EXERCISE OBJECTIVE »
Wherever "Perfil" appears in a line of the listing, that line should be returned.

INFORMATION PROVIDED »

□ □ □ □ □

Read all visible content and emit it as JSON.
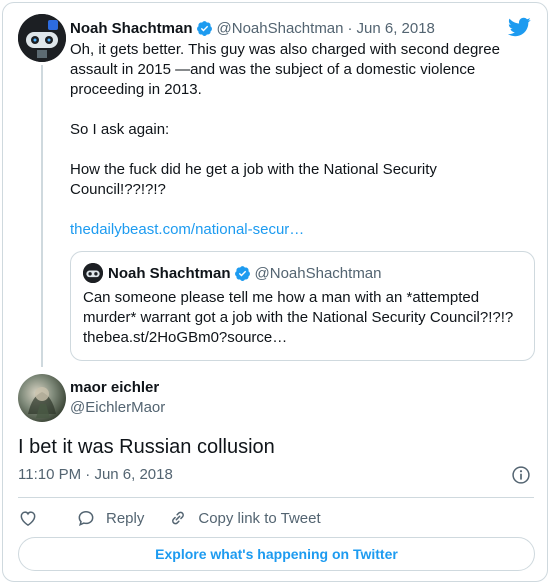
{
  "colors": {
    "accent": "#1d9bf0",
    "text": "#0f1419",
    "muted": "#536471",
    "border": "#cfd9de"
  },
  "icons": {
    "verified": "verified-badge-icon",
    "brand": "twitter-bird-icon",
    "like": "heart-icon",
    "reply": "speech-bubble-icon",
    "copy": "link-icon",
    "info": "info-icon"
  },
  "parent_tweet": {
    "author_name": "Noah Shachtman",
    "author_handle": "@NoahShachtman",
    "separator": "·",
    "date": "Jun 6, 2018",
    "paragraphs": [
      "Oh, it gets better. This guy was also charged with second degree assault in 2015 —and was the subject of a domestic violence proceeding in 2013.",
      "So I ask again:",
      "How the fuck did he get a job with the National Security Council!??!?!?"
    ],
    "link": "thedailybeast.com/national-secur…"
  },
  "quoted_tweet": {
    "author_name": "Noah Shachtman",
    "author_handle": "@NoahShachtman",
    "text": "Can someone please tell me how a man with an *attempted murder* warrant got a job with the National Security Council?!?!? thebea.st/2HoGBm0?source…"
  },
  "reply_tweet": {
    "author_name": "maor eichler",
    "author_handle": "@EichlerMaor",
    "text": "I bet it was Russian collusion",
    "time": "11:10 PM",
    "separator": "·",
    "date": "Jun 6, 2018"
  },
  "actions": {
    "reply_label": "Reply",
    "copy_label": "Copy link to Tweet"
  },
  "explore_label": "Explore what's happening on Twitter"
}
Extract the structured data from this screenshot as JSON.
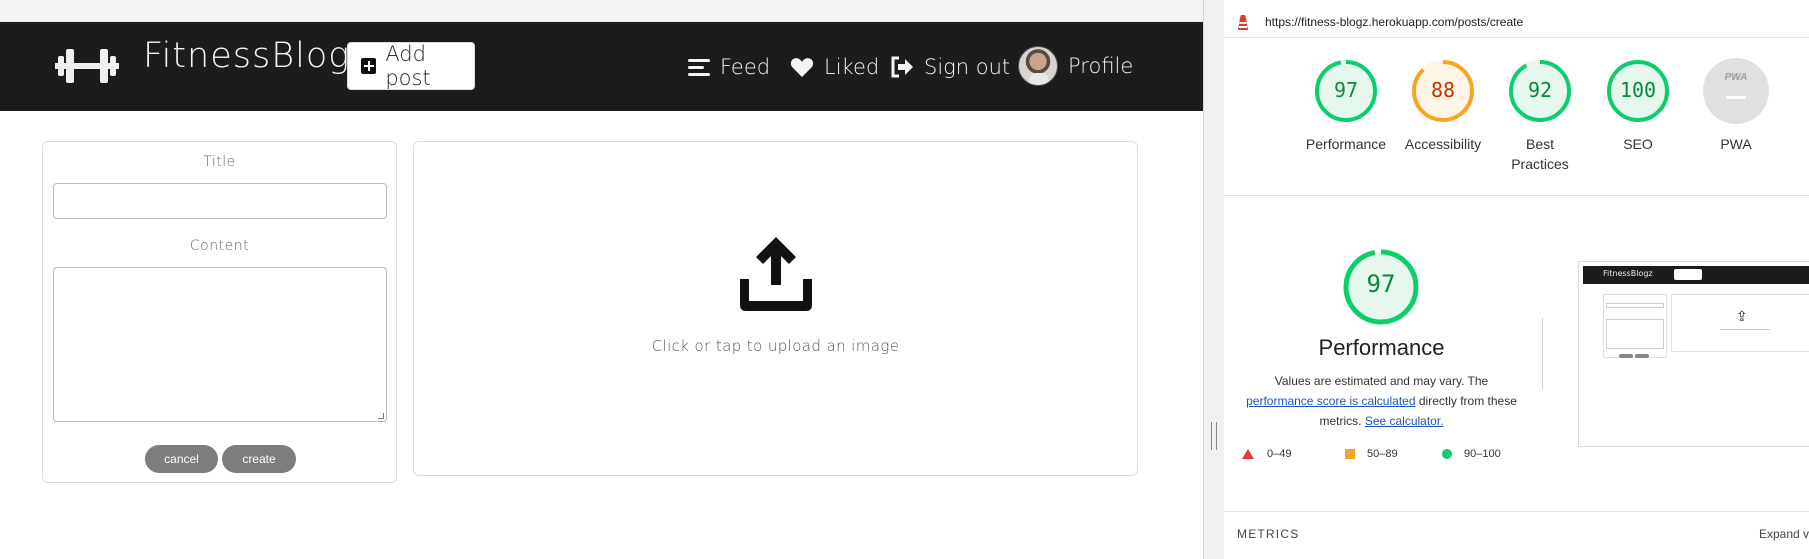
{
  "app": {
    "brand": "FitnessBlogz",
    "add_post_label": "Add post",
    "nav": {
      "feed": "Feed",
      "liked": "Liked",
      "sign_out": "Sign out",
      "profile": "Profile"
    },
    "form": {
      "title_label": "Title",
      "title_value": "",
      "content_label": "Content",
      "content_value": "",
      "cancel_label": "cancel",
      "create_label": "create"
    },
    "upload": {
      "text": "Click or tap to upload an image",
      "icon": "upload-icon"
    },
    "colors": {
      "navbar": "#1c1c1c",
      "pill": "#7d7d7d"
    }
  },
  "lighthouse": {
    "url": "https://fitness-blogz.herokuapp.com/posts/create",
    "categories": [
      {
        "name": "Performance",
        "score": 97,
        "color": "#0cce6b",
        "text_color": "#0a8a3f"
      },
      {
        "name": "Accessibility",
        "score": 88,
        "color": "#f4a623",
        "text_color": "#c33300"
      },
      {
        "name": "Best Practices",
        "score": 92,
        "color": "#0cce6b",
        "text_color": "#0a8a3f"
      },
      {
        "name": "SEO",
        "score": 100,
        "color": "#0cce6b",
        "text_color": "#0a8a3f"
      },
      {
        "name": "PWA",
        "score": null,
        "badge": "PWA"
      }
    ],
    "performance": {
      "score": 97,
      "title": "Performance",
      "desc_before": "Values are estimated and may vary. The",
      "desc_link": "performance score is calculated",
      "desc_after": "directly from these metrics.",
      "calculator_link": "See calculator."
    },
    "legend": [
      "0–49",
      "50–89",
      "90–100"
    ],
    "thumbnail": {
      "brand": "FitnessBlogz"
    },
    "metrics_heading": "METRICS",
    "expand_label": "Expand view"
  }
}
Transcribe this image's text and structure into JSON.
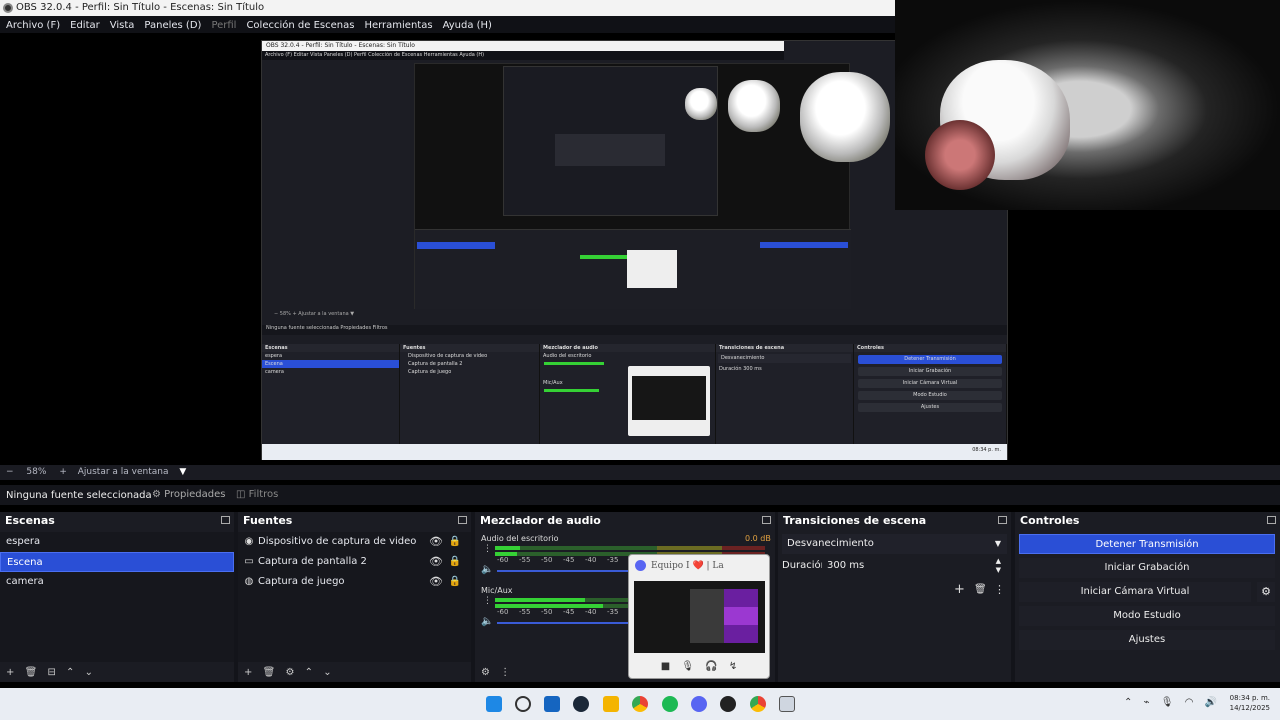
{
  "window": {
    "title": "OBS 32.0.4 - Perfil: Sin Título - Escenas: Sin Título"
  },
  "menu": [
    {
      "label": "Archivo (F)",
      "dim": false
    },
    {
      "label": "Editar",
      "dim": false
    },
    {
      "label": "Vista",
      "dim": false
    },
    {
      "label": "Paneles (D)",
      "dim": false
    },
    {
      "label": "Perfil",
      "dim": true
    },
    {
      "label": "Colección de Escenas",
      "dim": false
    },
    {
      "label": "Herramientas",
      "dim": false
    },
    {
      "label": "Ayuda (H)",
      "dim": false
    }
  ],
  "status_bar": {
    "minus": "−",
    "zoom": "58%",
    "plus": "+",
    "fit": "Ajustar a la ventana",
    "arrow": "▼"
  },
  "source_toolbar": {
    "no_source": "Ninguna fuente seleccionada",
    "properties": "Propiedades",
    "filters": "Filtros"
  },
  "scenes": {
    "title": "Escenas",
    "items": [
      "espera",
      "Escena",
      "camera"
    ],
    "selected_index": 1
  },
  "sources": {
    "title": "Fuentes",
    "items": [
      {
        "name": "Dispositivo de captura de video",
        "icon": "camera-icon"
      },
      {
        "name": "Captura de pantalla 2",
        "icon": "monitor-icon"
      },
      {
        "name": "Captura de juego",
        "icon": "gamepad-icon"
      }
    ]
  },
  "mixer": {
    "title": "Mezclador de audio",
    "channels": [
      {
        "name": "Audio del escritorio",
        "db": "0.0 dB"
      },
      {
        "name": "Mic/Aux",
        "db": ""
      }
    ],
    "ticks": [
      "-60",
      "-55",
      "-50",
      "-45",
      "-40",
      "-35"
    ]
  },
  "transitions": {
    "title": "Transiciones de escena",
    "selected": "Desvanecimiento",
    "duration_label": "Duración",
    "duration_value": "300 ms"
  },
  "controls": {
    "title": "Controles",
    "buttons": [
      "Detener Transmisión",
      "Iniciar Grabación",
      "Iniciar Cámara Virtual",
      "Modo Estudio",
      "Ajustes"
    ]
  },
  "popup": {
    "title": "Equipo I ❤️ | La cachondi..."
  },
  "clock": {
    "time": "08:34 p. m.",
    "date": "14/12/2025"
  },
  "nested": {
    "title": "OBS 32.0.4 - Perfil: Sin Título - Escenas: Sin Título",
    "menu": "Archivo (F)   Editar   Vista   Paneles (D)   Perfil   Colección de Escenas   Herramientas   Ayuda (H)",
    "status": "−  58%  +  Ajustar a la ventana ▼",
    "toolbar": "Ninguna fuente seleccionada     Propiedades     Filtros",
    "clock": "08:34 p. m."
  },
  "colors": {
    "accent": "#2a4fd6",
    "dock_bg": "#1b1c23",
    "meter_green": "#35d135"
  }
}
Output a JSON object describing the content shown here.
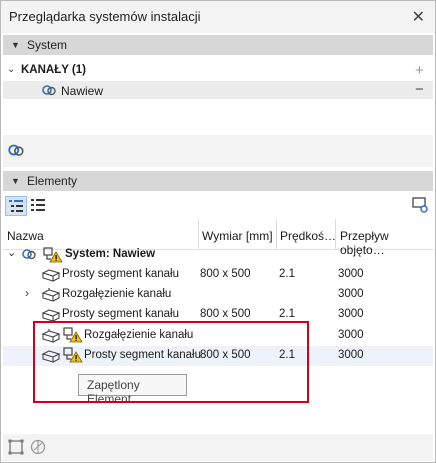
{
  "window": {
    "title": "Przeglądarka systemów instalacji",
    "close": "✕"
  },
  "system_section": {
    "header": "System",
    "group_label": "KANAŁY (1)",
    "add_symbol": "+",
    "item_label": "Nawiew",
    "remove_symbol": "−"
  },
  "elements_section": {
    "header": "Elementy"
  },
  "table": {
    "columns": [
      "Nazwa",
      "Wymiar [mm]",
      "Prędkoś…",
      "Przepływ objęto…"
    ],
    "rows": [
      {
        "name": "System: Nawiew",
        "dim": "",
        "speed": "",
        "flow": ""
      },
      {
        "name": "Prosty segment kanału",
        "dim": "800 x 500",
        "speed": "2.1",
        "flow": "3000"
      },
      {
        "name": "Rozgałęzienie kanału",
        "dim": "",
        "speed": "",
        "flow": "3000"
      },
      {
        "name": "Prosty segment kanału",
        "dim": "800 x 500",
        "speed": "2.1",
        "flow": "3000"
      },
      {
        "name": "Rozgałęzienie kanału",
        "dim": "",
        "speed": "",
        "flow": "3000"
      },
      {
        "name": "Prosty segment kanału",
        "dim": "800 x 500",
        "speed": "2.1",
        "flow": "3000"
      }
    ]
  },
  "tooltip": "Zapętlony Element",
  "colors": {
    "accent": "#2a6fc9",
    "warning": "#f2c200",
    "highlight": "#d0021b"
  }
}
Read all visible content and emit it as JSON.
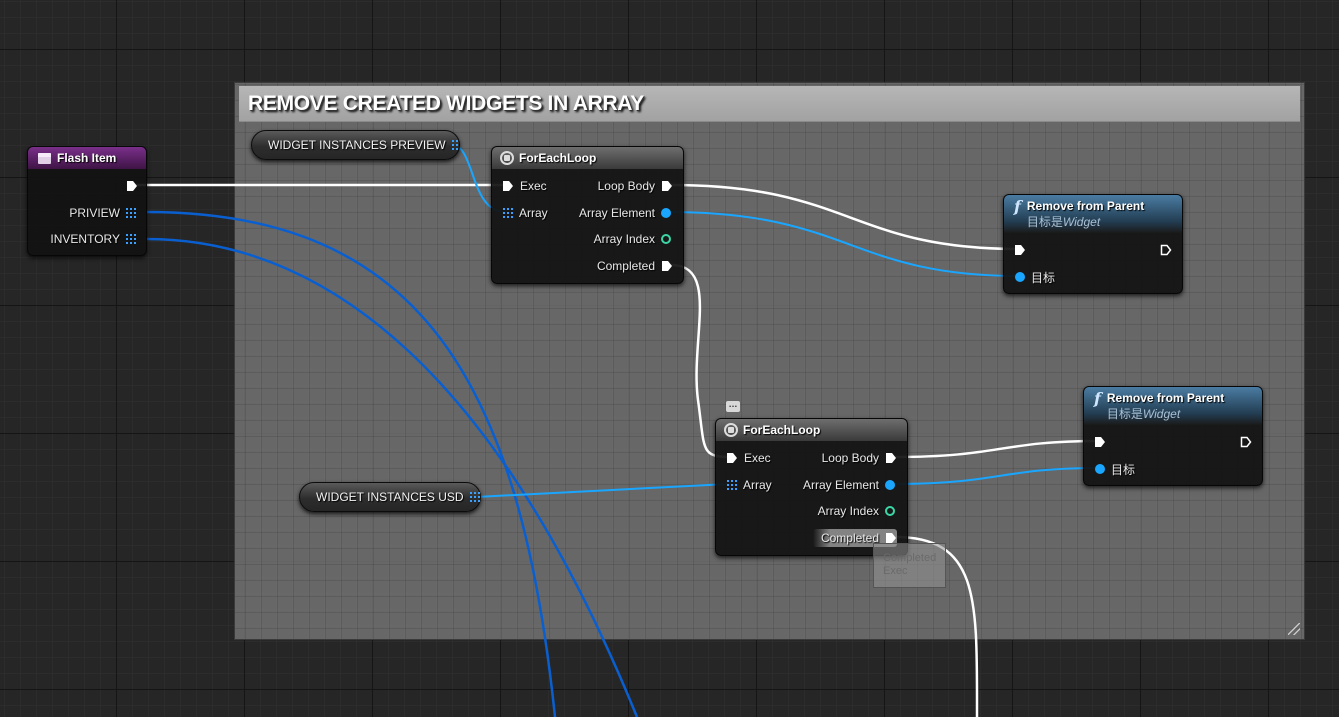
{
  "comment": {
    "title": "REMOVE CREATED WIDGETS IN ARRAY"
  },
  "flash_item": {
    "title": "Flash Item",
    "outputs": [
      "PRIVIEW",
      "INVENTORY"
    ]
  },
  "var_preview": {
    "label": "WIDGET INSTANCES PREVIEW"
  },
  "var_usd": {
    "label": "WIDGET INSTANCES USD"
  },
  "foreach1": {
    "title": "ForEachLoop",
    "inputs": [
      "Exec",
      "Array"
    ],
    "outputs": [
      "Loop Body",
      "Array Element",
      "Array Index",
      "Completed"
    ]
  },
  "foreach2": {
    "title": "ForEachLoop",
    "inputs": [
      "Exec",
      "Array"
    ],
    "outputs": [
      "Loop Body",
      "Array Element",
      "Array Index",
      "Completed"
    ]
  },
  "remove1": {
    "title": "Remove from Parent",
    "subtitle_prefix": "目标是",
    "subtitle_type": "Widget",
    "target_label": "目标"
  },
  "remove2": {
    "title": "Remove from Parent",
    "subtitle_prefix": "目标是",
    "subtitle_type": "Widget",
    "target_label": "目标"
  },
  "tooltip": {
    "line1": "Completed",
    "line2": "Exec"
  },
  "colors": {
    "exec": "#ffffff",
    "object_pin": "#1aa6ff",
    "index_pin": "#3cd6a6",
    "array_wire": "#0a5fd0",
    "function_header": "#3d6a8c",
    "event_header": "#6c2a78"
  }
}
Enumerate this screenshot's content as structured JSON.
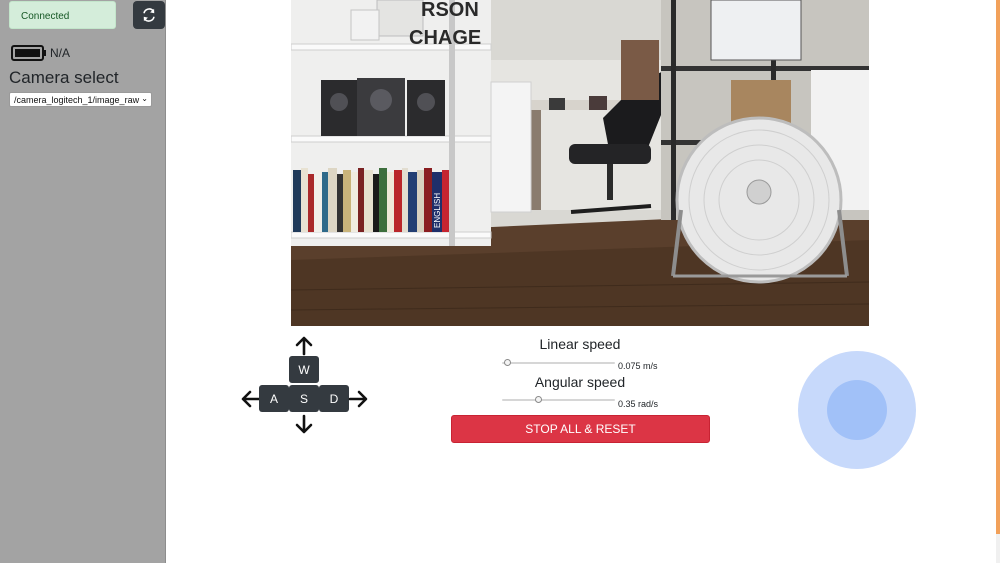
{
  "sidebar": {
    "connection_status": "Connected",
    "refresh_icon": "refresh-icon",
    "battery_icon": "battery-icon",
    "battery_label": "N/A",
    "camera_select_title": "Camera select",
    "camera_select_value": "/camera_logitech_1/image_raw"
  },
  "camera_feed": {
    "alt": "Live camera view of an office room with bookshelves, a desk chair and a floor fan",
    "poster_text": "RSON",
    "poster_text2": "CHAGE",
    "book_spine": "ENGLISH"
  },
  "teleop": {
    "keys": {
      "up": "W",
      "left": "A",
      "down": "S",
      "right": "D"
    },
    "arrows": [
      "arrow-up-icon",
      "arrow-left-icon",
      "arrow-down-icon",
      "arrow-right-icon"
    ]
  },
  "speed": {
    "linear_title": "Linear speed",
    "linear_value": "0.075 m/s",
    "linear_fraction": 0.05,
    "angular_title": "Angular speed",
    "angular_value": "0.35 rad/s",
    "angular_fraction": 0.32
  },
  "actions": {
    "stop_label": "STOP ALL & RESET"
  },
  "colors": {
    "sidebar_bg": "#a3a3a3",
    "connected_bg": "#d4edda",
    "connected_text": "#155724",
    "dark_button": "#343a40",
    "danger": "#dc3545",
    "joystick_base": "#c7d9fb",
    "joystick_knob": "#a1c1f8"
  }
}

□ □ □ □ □

REPLY TO THE TASK »
    "title": "OBS 32.0.4 - Perfil: Sin Título - Escenas: Sin Título"
      "label": "Perfil",
    "title": "OBS 32.0.4 - Perfil: Sin Título - Escenas: Sin Título",
    "menu": "Archivo (F)   Editar   Vista   Paneles (D)   Perfil   Colección de Escenas   Herramientas   Ayuda (H)",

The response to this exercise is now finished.